EPA Pushes Back Power Plant Greenhouse Gas Regulations While Awaiting Supreme Court Ruling
No matter how the Supreme Court rules in West Virginia v. EPA, absent legislative action it is unlikely new power plant rules will be in force before 2024.
Climatewire reports that the Environmental Protection Agency (EPA) has pushed back the planned release of new proposed regulations under the Clean Air Act to limit greenhouse gas emissions from power plants. This is auspicious timing, as the Supreme Court is poised to issue an opinion in West Virginia v. Environmental Protection Agency, which will likely define the scope of the EPA's authority to issue such rules.

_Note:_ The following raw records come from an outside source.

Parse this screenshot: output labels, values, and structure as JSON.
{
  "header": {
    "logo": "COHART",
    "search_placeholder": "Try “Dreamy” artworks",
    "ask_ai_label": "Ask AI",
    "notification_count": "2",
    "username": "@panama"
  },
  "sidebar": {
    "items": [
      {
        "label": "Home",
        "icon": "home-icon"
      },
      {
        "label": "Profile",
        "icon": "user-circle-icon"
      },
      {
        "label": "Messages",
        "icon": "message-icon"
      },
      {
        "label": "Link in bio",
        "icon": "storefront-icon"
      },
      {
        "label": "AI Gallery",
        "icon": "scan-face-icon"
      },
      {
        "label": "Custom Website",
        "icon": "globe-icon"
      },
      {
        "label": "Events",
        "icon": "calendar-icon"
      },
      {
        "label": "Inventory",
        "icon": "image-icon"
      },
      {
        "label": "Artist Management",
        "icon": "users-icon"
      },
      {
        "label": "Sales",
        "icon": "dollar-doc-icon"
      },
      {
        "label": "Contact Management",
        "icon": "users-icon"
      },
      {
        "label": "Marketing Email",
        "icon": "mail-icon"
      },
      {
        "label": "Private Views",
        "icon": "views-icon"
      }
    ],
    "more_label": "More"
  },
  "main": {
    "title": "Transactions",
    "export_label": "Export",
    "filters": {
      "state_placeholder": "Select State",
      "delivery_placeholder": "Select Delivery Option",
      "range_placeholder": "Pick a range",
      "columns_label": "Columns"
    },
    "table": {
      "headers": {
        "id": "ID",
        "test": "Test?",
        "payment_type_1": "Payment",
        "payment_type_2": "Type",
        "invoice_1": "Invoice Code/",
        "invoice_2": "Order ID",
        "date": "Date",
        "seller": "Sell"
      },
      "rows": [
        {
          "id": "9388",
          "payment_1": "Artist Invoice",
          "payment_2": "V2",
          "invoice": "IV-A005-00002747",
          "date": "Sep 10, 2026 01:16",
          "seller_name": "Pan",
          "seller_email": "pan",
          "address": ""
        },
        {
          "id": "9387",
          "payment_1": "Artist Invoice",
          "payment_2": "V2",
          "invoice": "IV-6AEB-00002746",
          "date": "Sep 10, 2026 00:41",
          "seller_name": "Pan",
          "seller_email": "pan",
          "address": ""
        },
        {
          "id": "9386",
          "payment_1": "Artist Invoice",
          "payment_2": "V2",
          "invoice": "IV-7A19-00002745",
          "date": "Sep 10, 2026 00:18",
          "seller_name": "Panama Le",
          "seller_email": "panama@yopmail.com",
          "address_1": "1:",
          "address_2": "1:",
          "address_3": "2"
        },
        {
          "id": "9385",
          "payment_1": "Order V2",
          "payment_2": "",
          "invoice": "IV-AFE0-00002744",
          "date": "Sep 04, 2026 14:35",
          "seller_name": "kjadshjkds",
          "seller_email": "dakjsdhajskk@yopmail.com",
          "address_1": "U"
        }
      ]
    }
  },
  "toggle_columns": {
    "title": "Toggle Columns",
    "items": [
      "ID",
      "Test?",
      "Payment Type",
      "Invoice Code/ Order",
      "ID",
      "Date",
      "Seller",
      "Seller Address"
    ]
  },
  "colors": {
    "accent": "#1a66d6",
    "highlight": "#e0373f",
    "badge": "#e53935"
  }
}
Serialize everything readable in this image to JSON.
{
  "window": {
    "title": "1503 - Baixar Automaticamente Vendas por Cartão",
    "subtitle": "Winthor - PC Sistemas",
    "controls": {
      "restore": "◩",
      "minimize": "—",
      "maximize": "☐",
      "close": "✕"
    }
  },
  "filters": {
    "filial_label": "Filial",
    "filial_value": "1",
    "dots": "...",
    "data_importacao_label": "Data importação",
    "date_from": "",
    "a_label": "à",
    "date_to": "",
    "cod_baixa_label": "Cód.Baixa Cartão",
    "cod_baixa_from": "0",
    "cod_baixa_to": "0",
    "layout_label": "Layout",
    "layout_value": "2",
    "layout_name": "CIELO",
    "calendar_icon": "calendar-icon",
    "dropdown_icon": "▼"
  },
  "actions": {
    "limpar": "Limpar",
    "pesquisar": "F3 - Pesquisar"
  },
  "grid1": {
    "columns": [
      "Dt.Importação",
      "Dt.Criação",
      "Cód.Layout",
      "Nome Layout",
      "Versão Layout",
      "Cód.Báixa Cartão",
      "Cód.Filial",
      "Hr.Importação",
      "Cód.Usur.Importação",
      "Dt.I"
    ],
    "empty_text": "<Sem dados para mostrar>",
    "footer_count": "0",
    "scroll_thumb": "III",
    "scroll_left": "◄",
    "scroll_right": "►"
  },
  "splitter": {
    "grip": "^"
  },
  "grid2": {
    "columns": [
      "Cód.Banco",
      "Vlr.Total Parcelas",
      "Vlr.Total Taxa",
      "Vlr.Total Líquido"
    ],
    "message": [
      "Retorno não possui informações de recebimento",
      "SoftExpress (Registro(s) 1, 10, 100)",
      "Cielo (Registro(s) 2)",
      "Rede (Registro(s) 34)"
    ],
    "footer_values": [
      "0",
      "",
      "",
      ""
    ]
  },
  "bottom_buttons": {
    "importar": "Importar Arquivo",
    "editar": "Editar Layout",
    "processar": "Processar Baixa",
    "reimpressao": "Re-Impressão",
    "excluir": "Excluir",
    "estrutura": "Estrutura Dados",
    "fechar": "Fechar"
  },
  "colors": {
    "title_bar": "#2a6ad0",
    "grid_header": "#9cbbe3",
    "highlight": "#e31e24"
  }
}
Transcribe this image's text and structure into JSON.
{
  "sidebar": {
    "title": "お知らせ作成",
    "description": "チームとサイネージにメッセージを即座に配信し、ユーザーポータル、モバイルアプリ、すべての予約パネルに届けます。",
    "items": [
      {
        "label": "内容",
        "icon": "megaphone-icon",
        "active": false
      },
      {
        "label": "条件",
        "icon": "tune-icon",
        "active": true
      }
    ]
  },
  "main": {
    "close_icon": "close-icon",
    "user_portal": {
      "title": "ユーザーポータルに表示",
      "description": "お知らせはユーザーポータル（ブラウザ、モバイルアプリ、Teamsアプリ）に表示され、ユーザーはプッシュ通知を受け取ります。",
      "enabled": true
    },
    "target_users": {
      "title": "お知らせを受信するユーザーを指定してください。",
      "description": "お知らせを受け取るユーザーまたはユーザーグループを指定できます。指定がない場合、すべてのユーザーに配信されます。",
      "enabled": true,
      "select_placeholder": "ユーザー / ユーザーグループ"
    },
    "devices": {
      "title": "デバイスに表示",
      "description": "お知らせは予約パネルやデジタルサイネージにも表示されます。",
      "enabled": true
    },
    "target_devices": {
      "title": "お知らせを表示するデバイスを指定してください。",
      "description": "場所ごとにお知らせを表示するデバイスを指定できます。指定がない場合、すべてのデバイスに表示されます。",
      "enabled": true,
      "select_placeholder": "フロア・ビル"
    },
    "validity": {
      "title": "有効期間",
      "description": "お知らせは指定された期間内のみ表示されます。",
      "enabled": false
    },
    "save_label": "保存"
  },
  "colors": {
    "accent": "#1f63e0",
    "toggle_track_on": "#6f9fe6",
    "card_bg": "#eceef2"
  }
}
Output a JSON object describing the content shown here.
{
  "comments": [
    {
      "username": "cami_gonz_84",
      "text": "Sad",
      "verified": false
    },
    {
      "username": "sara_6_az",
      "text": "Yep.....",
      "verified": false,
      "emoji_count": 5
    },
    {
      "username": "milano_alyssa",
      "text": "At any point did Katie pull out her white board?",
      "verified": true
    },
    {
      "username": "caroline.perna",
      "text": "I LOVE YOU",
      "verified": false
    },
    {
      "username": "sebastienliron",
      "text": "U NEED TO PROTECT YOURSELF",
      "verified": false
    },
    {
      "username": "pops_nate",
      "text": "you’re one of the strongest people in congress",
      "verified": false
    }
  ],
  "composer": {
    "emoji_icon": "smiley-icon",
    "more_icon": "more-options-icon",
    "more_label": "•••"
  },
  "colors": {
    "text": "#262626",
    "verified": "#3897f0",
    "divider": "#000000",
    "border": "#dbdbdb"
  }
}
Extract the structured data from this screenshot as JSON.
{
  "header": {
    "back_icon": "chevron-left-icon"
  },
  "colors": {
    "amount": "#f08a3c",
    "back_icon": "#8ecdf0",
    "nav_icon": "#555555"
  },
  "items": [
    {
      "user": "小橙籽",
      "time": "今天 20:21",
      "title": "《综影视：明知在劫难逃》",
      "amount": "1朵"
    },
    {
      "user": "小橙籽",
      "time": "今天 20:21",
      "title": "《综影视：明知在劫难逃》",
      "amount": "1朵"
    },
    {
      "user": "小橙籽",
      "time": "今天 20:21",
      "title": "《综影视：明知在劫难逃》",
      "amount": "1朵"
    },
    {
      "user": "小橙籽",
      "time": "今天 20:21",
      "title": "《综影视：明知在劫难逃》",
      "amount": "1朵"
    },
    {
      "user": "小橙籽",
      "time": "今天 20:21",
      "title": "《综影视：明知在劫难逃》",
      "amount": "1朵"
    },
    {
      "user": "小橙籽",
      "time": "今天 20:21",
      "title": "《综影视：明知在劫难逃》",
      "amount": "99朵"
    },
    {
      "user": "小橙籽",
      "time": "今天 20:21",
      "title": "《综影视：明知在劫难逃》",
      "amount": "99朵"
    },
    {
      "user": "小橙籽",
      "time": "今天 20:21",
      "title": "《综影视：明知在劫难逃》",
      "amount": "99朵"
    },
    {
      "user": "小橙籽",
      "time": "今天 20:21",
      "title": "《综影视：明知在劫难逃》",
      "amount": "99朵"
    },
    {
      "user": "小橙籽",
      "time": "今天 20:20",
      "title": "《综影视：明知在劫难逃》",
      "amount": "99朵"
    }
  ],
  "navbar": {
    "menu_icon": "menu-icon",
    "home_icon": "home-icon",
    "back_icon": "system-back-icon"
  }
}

As the Climatewire story notes, the Biden Administration had initially planned to issue proposed rules in July of this year that could be finalized in summer 2023. At oral argument in WVA v. EPA, however, Solicitor General Elizabeth Prelogar told the Court that EPA expected to issue a notice of proposed rulemaking by the end of the year. Now the EPA is not planning to issue a proposed rule until March 2023, which would mean that it is unlikely any rule could be finalized before 2024.
One consequence of the EPA pushing back the timetable for greenhouse gas regulations for power plants is that any legal challenge to the rule would likely be resolved after the 2024 election. Whether a potential Republican administration would defend any such rule would likely depend upon how aggressively the EPA interprets its Clean Air Act authority, and whether such interpretation pushes up against the Supreme Court's ultimate ruling in WVA v. EPA.